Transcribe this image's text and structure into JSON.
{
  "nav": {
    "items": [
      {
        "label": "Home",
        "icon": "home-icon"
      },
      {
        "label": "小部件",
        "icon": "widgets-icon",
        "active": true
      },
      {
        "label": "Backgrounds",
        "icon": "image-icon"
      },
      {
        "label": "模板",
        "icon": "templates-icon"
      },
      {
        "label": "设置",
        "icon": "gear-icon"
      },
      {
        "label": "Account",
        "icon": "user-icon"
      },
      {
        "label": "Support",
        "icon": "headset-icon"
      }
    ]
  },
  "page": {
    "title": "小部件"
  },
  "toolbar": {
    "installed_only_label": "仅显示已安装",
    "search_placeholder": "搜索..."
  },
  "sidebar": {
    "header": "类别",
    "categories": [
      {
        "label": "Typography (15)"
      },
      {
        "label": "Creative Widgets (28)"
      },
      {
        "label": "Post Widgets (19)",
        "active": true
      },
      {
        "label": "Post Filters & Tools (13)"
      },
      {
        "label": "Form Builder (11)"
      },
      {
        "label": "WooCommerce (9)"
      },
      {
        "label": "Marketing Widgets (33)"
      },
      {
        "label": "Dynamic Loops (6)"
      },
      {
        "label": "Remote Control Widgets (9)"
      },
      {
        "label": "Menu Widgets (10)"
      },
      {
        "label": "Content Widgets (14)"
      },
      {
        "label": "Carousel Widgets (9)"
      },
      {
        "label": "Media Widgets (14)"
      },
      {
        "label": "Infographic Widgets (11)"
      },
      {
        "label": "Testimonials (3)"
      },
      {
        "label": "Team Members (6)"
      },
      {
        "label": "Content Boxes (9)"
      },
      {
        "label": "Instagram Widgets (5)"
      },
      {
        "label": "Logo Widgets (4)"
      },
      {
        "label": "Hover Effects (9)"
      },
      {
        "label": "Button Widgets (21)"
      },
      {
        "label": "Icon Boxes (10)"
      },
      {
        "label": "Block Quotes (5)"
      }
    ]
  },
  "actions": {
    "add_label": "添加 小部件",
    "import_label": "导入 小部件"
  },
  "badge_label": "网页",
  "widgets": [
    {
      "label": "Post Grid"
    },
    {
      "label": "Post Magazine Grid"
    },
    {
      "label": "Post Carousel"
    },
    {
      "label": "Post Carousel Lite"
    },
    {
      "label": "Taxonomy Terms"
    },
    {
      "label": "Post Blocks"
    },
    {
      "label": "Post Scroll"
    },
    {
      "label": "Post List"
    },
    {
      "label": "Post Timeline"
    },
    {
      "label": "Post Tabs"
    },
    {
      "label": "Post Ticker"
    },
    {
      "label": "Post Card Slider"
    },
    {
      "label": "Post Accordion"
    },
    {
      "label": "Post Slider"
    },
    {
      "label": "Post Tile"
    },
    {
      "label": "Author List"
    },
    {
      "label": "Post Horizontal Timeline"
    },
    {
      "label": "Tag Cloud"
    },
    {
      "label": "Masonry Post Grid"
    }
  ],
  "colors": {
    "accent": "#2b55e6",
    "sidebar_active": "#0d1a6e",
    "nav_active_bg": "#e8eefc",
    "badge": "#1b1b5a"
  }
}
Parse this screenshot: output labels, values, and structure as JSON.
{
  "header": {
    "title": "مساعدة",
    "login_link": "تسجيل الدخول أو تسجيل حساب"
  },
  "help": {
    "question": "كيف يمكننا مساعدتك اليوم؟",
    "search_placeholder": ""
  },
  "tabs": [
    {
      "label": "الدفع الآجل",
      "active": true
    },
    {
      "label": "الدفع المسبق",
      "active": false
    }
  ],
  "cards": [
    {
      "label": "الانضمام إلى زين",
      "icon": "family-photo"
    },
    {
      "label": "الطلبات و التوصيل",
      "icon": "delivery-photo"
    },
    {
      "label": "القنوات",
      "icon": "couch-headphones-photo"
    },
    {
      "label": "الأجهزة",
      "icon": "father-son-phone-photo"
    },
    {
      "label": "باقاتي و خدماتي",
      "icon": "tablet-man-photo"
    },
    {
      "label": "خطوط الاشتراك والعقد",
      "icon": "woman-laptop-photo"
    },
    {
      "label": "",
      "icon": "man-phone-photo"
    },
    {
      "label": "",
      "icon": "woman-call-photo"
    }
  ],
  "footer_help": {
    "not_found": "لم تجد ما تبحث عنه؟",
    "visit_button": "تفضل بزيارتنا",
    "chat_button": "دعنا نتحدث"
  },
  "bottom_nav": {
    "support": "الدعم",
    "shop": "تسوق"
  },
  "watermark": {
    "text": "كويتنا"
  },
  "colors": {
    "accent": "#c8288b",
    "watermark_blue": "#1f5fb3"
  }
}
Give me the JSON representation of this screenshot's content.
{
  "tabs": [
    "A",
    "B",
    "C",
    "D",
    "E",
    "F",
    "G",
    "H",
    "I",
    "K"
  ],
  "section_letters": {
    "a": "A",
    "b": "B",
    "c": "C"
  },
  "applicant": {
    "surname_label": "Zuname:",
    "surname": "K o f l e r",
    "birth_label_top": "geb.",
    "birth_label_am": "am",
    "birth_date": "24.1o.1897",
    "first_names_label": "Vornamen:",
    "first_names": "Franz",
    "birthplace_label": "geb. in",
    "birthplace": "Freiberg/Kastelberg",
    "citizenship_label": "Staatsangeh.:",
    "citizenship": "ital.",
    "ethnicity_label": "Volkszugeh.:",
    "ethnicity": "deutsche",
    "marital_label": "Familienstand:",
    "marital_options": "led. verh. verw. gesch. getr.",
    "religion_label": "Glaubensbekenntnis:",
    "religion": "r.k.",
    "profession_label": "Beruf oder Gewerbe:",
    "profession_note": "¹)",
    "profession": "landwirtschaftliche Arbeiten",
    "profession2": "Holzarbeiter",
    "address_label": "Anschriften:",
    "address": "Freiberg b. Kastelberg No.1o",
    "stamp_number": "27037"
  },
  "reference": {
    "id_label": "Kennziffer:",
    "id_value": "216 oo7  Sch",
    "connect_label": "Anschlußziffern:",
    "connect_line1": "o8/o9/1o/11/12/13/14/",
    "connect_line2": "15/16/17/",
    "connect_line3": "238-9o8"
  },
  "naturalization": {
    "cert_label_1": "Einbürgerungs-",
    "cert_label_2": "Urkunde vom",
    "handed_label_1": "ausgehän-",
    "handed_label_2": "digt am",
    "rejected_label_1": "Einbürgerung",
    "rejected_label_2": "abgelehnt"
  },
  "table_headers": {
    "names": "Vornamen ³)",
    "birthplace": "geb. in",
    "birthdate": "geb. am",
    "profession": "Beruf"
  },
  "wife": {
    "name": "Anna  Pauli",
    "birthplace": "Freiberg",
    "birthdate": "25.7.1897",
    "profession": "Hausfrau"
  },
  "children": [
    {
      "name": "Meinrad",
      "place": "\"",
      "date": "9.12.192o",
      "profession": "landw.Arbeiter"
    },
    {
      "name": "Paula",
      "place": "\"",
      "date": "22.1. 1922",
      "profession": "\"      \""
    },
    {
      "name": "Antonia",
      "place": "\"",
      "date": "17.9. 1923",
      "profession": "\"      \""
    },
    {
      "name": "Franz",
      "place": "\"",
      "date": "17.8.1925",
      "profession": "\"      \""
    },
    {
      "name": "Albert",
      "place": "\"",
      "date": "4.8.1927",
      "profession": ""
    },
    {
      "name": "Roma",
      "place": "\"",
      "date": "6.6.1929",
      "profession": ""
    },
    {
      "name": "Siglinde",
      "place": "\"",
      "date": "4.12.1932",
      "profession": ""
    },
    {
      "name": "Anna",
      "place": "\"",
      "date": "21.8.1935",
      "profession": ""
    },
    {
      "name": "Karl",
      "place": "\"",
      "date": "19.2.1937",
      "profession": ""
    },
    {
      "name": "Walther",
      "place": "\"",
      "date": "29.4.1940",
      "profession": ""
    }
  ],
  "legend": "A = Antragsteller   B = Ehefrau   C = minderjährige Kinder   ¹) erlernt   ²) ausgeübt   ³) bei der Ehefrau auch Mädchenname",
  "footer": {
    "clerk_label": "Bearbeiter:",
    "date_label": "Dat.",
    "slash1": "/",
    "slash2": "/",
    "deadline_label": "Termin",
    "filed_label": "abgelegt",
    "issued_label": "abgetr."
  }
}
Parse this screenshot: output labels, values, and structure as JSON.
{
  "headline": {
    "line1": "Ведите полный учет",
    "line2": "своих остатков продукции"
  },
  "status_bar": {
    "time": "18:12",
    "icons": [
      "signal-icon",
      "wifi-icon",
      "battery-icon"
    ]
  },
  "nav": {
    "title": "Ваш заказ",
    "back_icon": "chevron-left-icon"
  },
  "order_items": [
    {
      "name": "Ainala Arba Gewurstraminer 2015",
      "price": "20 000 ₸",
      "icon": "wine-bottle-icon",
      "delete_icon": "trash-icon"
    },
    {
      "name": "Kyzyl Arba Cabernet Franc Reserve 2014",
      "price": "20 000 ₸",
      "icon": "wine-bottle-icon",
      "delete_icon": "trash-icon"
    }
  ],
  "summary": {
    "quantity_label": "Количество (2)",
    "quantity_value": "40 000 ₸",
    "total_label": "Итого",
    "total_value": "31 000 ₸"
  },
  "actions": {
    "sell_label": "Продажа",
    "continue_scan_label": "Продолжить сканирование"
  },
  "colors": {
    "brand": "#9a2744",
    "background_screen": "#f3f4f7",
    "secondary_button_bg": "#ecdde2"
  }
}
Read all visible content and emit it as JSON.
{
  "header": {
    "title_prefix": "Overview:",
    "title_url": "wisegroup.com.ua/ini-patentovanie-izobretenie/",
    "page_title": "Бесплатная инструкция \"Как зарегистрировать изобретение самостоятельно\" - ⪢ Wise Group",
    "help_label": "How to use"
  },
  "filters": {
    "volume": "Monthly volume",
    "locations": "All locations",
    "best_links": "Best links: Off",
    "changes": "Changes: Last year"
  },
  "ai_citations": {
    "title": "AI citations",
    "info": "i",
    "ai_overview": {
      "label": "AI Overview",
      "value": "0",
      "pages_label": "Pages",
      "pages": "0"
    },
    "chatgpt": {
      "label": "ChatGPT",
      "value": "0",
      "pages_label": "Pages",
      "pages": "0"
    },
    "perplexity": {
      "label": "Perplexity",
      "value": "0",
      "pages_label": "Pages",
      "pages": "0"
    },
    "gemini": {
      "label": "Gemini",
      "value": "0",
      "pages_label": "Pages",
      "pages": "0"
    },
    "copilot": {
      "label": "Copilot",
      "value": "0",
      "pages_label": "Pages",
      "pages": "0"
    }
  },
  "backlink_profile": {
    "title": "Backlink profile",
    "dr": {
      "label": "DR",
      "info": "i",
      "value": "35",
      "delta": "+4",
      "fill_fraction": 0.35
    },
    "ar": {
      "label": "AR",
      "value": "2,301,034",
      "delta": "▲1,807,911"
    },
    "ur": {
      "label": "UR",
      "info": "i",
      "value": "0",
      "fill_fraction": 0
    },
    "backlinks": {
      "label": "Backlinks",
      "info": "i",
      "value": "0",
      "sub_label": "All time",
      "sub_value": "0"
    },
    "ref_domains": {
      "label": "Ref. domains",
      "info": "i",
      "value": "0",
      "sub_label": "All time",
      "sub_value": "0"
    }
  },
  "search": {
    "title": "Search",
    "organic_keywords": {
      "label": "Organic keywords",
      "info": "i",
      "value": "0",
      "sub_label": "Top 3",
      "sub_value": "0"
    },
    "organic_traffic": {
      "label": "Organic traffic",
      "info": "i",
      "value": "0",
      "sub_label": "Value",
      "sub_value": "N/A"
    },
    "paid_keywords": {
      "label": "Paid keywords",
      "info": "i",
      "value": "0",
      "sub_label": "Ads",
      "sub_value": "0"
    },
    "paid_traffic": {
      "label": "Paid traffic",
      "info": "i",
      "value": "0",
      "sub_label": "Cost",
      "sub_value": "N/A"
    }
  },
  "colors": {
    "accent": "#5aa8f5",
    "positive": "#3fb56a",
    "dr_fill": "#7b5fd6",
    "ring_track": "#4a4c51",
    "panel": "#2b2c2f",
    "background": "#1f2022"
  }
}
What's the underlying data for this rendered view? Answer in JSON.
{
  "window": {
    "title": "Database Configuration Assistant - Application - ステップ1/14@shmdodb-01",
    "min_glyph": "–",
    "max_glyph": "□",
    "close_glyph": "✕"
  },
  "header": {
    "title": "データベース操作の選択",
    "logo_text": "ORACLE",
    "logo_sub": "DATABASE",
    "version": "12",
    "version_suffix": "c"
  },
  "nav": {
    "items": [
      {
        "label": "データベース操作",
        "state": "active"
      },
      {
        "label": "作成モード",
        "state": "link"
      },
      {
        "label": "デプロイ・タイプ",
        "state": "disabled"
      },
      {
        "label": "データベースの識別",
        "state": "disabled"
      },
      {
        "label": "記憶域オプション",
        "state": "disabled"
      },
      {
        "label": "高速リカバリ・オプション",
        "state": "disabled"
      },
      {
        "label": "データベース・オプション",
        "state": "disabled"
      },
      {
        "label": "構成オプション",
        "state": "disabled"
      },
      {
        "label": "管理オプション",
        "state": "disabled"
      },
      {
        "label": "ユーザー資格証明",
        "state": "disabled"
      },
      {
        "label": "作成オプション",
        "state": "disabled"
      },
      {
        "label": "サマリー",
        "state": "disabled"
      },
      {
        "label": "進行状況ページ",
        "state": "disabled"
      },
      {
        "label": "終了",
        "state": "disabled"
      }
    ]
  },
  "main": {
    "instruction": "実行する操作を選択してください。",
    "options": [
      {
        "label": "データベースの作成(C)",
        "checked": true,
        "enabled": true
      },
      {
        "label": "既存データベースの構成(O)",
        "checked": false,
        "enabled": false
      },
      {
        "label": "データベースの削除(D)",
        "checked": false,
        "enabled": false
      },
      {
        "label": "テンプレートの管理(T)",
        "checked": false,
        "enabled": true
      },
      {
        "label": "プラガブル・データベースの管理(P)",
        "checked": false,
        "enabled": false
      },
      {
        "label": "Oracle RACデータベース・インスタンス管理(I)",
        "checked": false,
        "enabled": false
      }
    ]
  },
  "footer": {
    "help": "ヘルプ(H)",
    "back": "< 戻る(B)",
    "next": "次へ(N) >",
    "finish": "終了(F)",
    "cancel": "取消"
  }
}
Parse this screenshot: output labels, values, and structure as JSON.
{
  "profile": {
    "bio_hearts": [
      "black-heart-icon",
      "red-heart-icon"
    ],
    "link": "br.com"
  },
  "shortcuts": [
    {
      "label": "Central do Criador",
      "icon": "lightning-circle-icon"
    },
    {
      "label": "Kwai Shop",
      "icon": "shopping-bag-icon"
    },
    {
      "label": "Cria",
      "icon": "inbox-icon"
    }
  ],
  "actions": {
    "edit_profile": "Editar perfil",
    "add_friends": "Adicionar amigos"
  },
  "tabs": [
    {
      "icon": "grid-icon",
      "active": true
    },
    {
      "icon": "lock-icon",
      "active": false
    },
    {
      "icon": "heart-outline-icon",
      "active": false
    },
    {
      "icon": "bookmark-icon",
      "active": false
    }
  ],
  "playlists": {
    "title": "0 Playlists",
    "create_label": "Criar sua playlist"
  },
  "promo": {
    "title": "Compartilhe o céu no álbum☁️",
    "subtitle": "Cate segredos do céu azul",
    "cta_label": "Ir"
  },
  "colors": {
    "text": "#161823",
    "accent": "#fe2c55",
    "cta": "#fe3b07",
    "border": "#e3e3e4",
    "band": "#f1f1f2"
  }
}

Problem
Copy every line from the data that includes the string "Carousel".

Response area
        "label": "Carousel Widgets (9)"
      "label": "Post Carousel"
      "label": "Post Carousel Lite"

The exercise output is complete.